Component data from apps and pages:
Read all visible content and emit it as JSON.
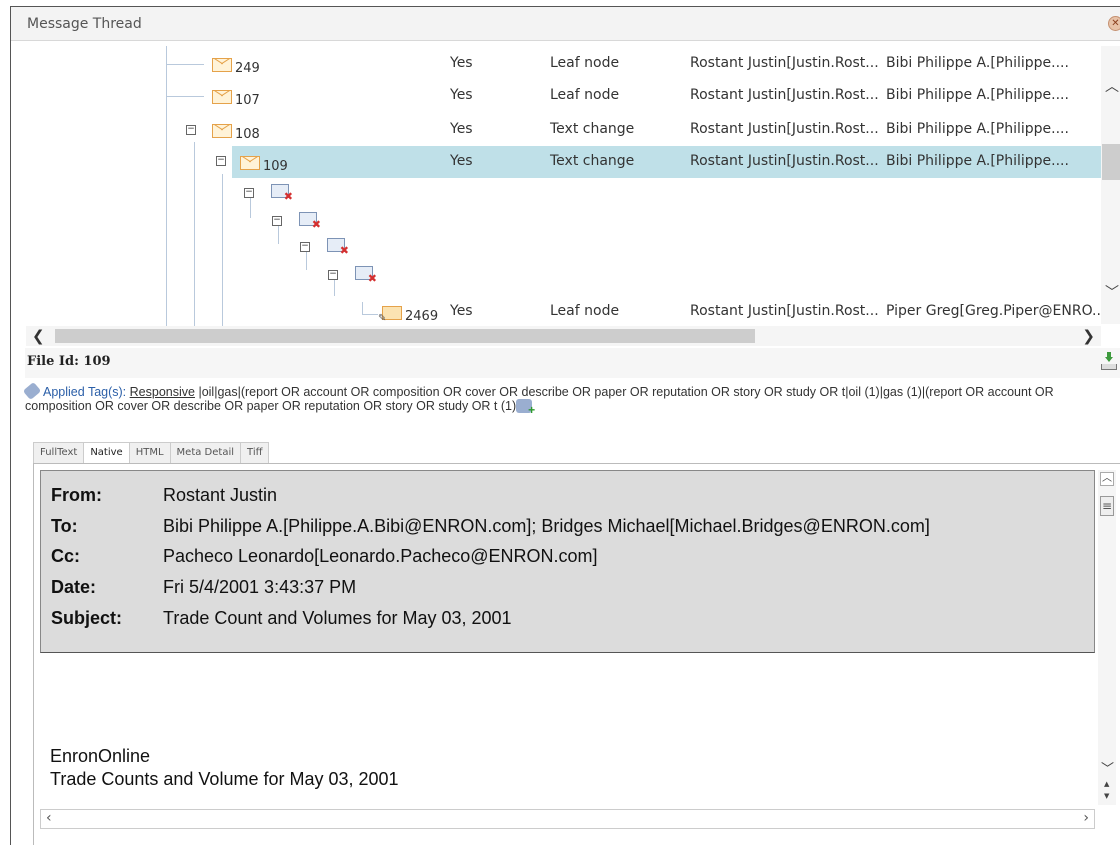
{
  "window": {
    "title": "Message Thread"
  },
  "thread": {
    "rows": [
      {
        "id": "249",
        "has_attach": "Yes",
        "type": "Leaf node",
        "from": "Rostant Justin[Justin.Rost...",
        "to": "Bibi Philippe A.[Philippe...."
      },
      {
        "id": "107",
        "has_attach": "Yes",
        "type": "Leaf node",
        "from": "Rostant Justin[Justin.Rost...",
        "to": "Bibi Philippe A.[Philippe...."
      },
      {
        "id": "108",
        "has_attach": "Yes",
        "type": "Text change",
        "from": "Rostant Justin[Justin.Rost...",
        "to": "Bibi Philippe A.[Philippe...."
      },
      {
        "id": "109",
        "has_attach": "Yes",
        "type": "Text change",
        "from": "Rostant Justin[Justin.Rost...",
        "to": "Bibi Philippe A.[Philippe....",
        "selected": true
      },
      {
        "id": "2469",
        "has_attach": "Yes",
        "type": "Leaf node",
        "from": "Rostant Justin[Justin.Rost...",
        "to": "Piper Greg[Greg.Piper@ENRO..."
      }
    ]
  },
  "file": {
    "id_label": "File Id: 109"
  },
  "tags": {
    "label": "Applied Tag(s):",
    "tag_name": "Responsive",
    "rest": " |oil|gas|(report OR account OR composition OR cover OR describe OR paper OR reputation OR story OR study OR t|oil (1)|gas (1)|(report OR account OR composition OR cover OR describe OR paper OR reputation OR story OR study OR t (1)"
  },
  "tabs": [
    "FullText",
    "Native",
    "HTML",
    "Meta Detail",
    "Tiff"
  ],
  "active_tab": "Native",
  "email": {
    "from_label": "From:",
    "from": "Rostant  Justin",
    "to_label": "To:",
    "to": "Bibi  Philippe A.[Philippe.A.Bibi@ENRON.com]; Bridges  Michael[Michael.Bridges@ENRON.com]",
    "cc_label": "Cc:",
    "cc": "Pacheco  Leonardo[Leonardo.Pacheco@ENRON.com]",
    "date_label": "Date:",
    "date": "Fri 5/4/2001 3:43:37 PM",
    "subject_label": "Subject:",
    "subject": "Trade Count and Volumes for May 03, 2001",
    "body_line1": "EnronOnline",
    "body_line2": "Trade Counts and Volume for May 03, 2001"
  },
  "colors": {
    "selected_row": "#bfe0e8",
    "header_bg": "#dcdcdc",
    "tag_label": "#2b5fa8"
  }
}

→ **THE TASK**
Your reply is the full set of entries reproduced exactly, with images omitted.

→ **EXERCISE SOLUTION**
Read all visible content and emit it as JSON.
{
  "window": {
    "title": "Message Thread"
  },
  "thread": {
    "rows": [
      {
        "id": "249",
        "has_attach": "Yes",
        "type": "Leaf node",
        "from": "Rostant Justin[Justin.Rost...",
        "to": "Bibi Philippe A.[Philippe...."
      },
      {
        "id": "107",
        "has_attach": "Yes",
        "type": "Leaf node",
        "from": "Rostant Justin[Justin.Rost...",
        "to": "Bibi Philippe A.[Philippe...."
      },
      {
        "id": "108",
        "has_attach": "Yes",
        "type": "Text change",
        "from": "Rostant Justin[Justin.Rost...",
        "to": "Bibi Philippe A.[Philippe...."
      },
      {
        "id": "109",
        "has_attach": "Yes",
        "type": "Text change",
        "from": "Rostant Justin[Justin.Rost...",
        "to": "Bibi Philippe A.[Philippe....",
        "selected": true
      },
      {
        "id": "2469",
        "has_attach": "Yes",
        "type": "Leaf node",
        "from": "Rostant Justin[Justin.Rost...",
        "to": "Piper Greg[Greg.Piper@ENRO..."
      }
    ]
  },
  "file": {
    "id_label": "File Id: 109"
  },
  "tags": {
    "label": "Applied Tag(s):",
    "tag_name": "Responsive",
    "rest": " |oil|gas|(report OR account OR composition OR cover OR describe OR paper OR reputation OR story OR study OR t|oil (1)|gas (1)|(report OR account OR composition OR cover OR describe OR paper OR reputation OR story OR study OR t (1)"
  },
  "tabs": [
    "FullText",
    "Native",
    "HTML",
    "Meta Detail",
    "Tiff"
  ],
  "active_tab": "Native",
  "email": {
    "from_label": "From:",
    "from": "Rostant  Justin",
    "to_label": "To:",
    "to": "Bibi  Philippe A.[Philippe.A.Bibi@ENRON.com]; Bridges  Michael[Michael.Bridges@ENRON.com]",
    "cc_label": "Cc:",
    "cc": "Pacheco  Leonardo[Leonardo.Pacheco@ENRON.com]",
    "date_label": "Date:",
    "date": "Fri 5/4/2001 3:43:37 PM",
    "subject_label": "Subject:",
    "subject": "Trade Count and Volumes for May 03, 2001",
    "body_line1": "EnronOnline",
    "body_line2": "Trade Counts and Volume for May 03, 2001"
  },
  "colors": {
    "selected_row": "#bfe0e8",
    "header_bg": "#dcdcdc",
    "tag_label": "#2b5fa8"
  }
}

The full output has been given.